  • CBT involves identification of maladaptive automatic thoughts and behaviors and cognitive restructuring through therapeutic exercises.
  • While pharmacotherapy and psychotherapy have shown individual effectiveness, combined treatment clearly shows superior results compared to either treatment alone.
  • Breathing exercises, progressive muscle relaxation, exercise, mindfulness-based meditation are useful adjunctive therapies.
  • Cognitive restructuring

Specific Treatments and Recommendations

Generalized Anxiety Disorder

  • Generalized nature of symptoms require use of medication aimed at prevention.
  • SSRI/SNRI mainstay of therapy.
  • Anxiolytics have limited overall utility. Long-acting benzodiazepines such as clonazepam offer some benefit, though still fail to prevent future anxiety once worn off.
  • Augmentation with agents such as mirtazapine, buspirone, atypical antipsychotics have been effective (usually best done with psychiatric consult).
  • Psychotherapy is very effective for GAD.

Panic disorder

  • Treatment centers on prevention of panic attacks and reducing anxiety about future attacks.
  • SSRI/SNRI’s are effective in preventing attacks and reducing overall anxiety.
  • Benzodiazepines may help abort an impending attack that lasts longer than 20 minutes, although use may worsen psychotherapy response or outcome.
  • Longer-acting benzodiazepines such as clonazepam may reduce overall anxiety that can trigger attacks, though use should be reserved for patients who cannot function without them, or who cannot tolerate serotonergic agents.
  • Psychotherapy for Panic Disorder is at least as effective, and at times superior, to medication.
  • CBT is the most studied and validated.

Social anxiety disorder

  • SSRI/SNRI’s are first-line agents.
  • Limited use for anxiolytics except for specific anxiety-provoking situations (i.e., public speaking) that acutely worsens symptoms.

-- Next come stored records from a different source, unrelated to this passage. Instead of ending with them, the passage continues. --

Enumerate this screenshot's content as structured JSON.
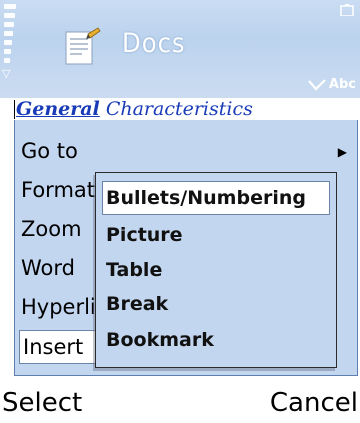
{
  "header": {
    "app_title": "Docs",
    "input_mode": "Abc"
  },
  "document": {
    "line_underlined": "General",
    "line_rest": "Characteristics"
  },
  "menu": {
    "items": [
      {
        "label": "Go to",
        "has_submenu": true
      },
      {
        "label": "Format"
      },
      {
        "label": "Zoom"
      },
      {
        "label": "Word"
      },
      {
        "label": "Hyperlink"
      },
      {
        "label": "Insert",
        "selected": true
      }
    ]
  },
  "submenu": {
    "items": [
      {
        "label": "Bullets/Numbering",
        "selected": true
      },
      {
        "label": "Picture"
      },
      {
        "label": "Table"
      },
      {
        "label": "Break"
      },
      {
        "label": "Bookmark"
      }
    ]
  },
  "softkeys": {
    "left": "Select",
    "right": "Cancel"
  },
  "icons": {
    "signal": "signal-strength-icon",
    "antenna": "antenna-icon",
    "app": "docs-app-icon",
    "battery": "battery-icon",
    "input": "pen-input-icon",
    "submenu_arrow": "triangle-right-icon"
  },
  "colors": {
    "header_bg": "#c3d6ef",
    "menu_bg": "#c3d6ef",
    "highlight_bg": "#ffffff",
    "doc_text": "#1a3bb8"
  }
}
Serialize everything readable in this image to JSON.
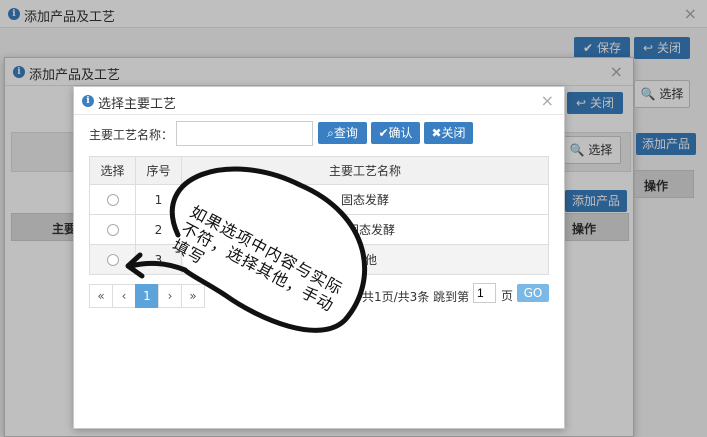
{
  "back_window": {
    "title": "添加产品及工艺",
    "save_label": "保存",
    "close_label": "关闭",
    "close_x": "×"
  },
  "mid_window": {
    "title": "添加产品及工艺",
    "close_x": "×",
    "close_label": "关闭",
    "select_label": "选择",
    "select_label2": "选择",
    "add_product_label": "添加产品",
    "add_product_label2": "添加产品",
    "col_main": "主要",
    "col_op": "操作",
    "col_op2": "操作"
  },
  "dialog": {
    "title": "选择主要工艺",
    "close_x": "×",
    "search_label": "主要工艺名称：",
    "search_value": "",
    "query_label": "查询",
    "confirm_label": "确认",
    "close_label": "关闭",
    "columns": [
      "选择",
      "序号",
      "主要工艺名称"
    ],
    "rows": [
      {
        "no": "1",
        "name": "固态发酵"
      },
      {
        "no": "2",
        "name": "半固态发酵"
      },
      {
        "no": "3",
        "name": "其他"
      }
    ],
    "pager": {
      "first": "«",
      "prev": "‹",
      "current": "1",
      "next": "›",
      "last": "»",
      "summary": "共1页/共3条 跳到第",
      "page_input": "1",
      "page_unit": "页",
      "go": "GO"
    }
  },
  "annotation": {
    "text": "如果选项中内容与实际不符，选择其他，手动填写"
  },
  "colors": {
    "primary": "#3a7fc1",
    "pager_active": "#5ba3d9",
    "go": "#7ab8e6"
  }
}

Propranolol may be used in low doses effectively.
  • CBT focuses on exposure to anxiety-provoking situations to demonstrate that resultant anxiety is tolerable and not dangerous. Systematic desensitization occurs over time with repeated exposure to the feared stimulus, lessening distress and avoidance behaviors. Combined with cognitive restructuring and challenging anxious thinking distortions, this is the most effective psychotherapy available for Social Anxiety Disorder.

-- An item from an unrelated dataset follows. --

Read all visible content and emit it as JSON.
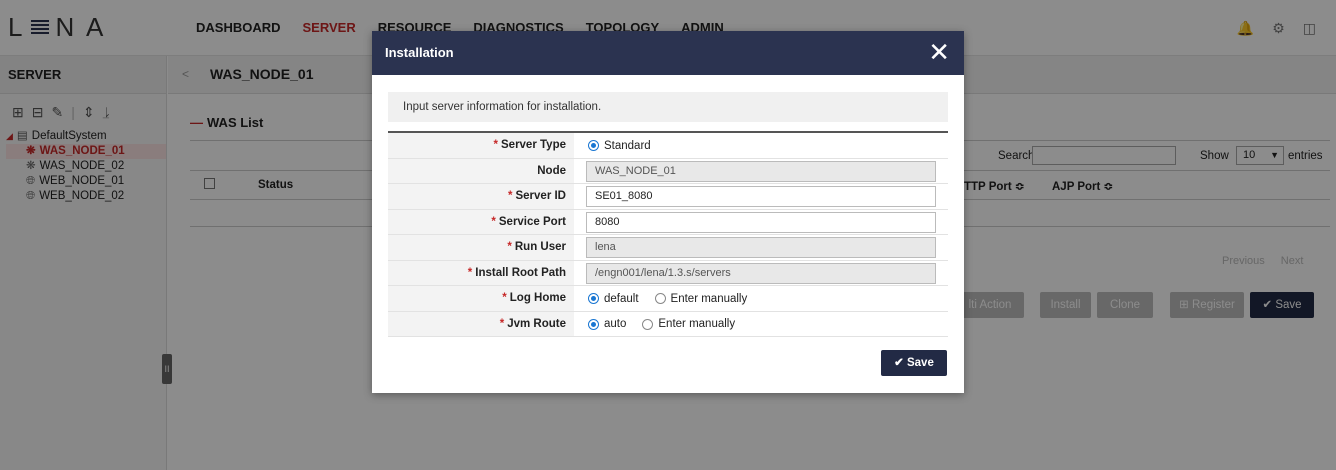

Helping a Loved One with Anxiety

  • Learn about their triggers, stressors and symptoms.
  • Communicate honestly and kindly.
  • Ask rather than assume.
  • Allow time for recovery.
  • Recognize and find positives in steps towards recovery.
  • Respond calmly and in a validating manner.
  • Encourage them to seek out therapy.

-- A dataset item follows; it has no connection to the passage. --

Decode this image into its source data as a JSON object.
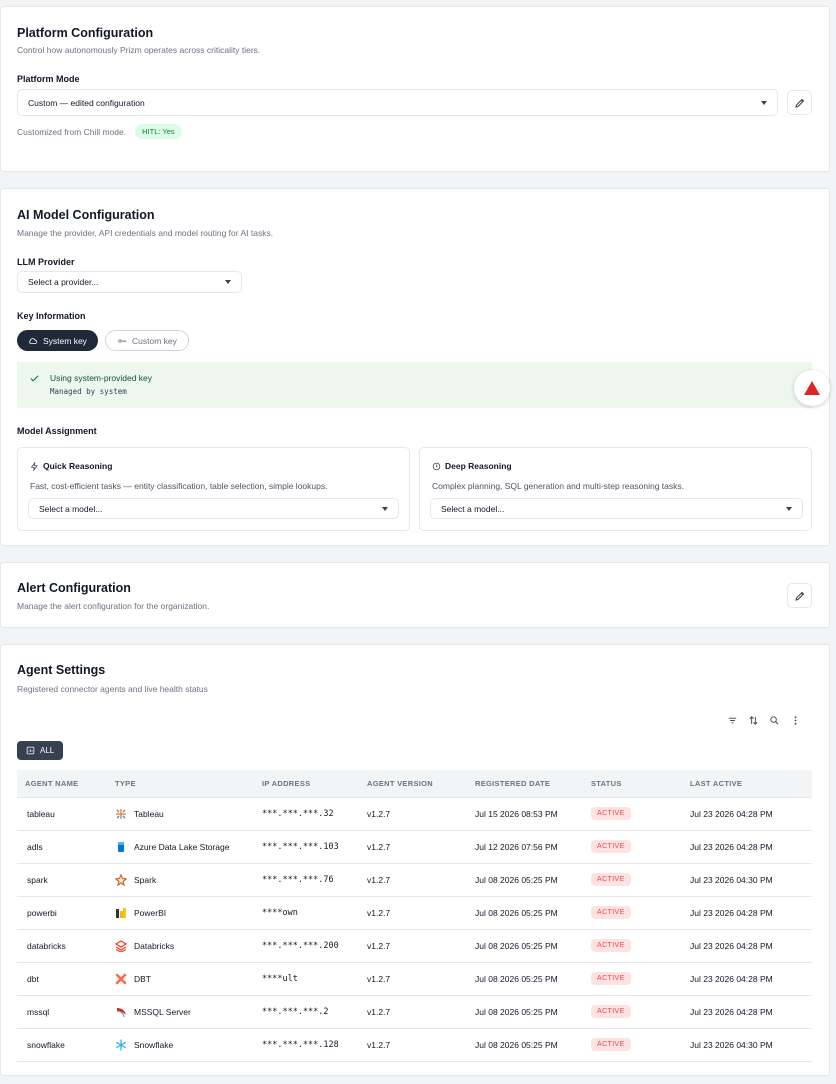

Becoming an expert in managing anxiety involves understanding triggers and stressors and planning accordingly. Individuals should partner with their healthcare providers to develop effective coping strategies and treatment plans. Prioritizing overall health through lifestyle changes such as regular exercise and adequate sleep can also help manage anxiety. Avoiding substances like caffeine, drugs, and alcohol, which can exacerbate symptoms, is essential. Seeking support from friends, family, and therapy can provide additional resources and tools for managing anxiety effectively.

Many patients initially present with anxiety disorders in primary care settings, providing an important opportunity for detection and treatment initiation by primary care providers. Effective detection of anxiety disorders can be achieved through screening tools, allowing for early intervention and improved outcomes. Combining therapies, such as psychotherapy and psychopharmacology, has been shown to yield the best results for most patients with anxiety disorders. This comprehensive approach addresses both the psychological and physiological aspects of anxiety, leading to better symptom management and overall well-being.


  • DSM-V
  • Combs, H. & Markman, J.  (2014). Anxiety Disorders in Primary Care. Department of Psychiatry and Behavioral Sciences, Harborview Medical Center, University of Washington.